The Cut | In 2019, Pauline Binam began having irregular periods and spotting while being held at an immigration detention facility in Georgia. She was 29 at the time and had spent the past two years in federal custody, awaiting deportation to Cameroon, a country she left at the age of 2. Worried, she went to a gynecologist, who said he would treat a cyst on her ovaries by removing tissue from her uterus, a fairly standard procedure known as dilation and curettage. But when she woke up from anesthesia, the doctor told her he had removed one of her Fallopian tubes due to a clog and that she was now likely infertile, according to Binam’s immigration lawyer.
Binam began to sob. As a young mother who wanted to get married and possibly have more kids, Binam never would have consented to an operation that might have left her sterile.
Her lawyer, Vân Huynh, said being detained had already torn the mother from her 11-year-old daughter and that the operation “robbed her of so many more future opportunities.” She hasn’t had her period since.
“I almost don’t have words for just how painful this was for her,” said Huynh. “She broke down, and I think she still has breakdowns now and then thinking about what happened.”
“I felt bad and powerless,” said Binam’s mother, Jeannette, choking back tears. “We are immigrants. We don’t have a voice or money to sue.” She said the doctor treated her daughter’s body like an animal that could be cut up without consent.
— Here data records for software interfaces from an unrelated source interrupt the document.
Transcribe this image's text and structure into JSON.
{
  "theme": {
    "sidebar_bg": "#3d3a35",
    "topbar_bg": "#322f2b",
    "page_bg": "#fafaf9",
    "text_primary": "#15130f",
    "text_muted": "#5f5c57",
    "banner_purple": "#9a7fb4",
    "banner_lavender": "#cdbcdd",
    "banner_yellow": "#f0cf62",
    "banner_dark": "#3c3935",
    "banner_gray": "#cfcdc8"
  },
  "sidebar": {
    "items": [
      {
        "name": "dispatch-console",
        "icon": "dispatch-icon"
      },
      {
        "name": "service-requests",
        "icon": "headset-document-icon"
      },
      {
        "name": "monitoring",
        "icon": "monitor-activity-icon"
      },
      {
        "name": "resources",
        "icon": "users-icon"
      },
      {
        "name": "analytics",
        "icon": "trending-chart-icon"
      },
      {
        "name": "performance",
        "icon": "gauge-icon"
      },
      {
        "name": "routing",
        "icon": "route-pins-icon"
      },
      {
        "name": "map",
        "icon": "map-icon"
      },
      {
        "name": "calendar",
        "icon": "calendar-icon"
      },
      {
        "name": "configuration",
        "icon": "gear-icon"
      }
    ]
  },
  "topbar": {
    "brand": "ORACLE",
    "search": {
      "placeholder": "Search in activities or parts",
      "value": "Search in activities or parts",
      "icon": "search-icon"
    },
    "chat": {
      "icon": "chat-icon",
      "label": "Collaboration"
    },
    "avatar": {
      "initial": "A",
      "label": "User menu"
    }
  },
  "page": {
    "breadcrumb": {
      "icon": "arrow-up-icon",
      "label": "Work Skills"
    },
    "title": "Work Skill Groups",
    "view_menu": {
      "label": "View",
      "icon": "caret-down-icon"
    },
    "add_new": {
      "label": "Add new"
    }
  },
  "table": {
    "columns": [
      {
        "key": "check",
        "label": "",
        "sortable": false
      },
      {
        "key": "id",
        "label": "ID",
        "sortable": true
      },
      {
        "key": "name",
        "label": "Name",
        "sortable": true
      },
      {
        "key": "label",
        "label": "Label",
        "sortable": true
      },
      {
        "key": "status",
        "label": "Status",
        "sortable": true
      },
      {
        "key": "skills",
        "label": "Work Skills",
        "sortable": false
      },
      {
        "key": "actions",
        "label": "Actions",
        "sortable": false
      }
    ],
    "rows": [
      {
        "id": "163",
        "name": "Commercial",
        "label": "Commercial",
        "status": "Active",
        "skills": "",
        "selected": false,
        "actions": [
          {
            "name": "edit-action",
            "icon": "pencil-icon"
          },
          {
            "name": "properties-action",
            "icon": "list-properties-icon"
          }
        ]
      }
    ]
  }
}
Binam’s story fits a pattern of abuse outlined in a complaint filed Monday by a whistle-blower who claims that women at the Irwin County Detention Center (ICDC) in Georgia were being coerced into unwanted hysterectomies. By Wednesday night, ICE had put Binam on a plane back to Cameroon — though she was removed, thanks to pressure from Congress members, and sent back to an immigration detention center in Texas.
The whistle-blower, a nurse named Dawn Wooten, called the doctor who performed the procedures a “uterus collector.” “He’s taking everybody’s stuff out,” she said, according to a complaint to the inspector general’s office and the Department of Homeland Security by the nonprofit Project South. (The doctor was not initially named, but media outlets later identified him as Dr. Mahendra Amin.) Wooten says he did not explain to the women why they needed hysterectomies or even speak to them in their native language; one immigrant described the situation as like “an experimental concentration camp. It was like they’re experimenting on our bodies.”
While the complaint was largely based on secondhand stories, since its release, Representative Pramila Jayapal has spoken with lawyers for at least 17 detained immigrants who said they were forced to have hysterectomies or gynecological procedures. Speaker Nancy Pelosi and more than 170 members of Congress have demanded an investigation into the issue.
ICE did not respond to the Cut’s request for comment, and Dr. Amin’s lawyer said he vehemently denied the allegations and “is a highly respected physician who has dedicated his adult life to treating a high-risk, underserved population in rural Georgia.”
Binam is undocumented and was detained after being arrested for shoplifting in 2017, one of three criminal charges or fines on her record that all involve theft, according to her lawyer. Binam hasn’t seen her daughter since.
Her allegations highlight the notoriously subpar medical care in ICE detention facilities, particularly when it comes to women’s health. Immigrants do not have access to potentially life-saving care to treat brain tumors, cancer, and breast cysts, and complaints about health violations are often ignored. Their basic reproductive rights are regularly violated: The Trump administration has put pregnant women in unsanitary, overcrowded holding cells, denied them medical treatment while they are in labor, and sent them to crime-ridden areas in Mexico days after their babies are born. And the government has tracked migrant girls’ periods to dissuade them from getting abortions.
The trauma of forced operations can be long-lasting. Binam’s surgery still haunts her, and she’s gone through phases of blaming herself, according to Huynh, the immigration lawyer. When she heard about the whistle-blower complaint, Binam immediately wanted to make her story public. Now, Huynh hopes ICE will keep her in the country long enough so that she can testify at any congressional hearings on the issue.
“We need her to testify,” Representative Jayapal told the New York Times. “This story sends a chill through any woman.”
Her mother hopes ICE will release Binam from detention in time for her own daughter’s 12th birthday on September 30.
“She already missed three birthdays,” Jeannette said. “That’s too much for a child to be without her mother.”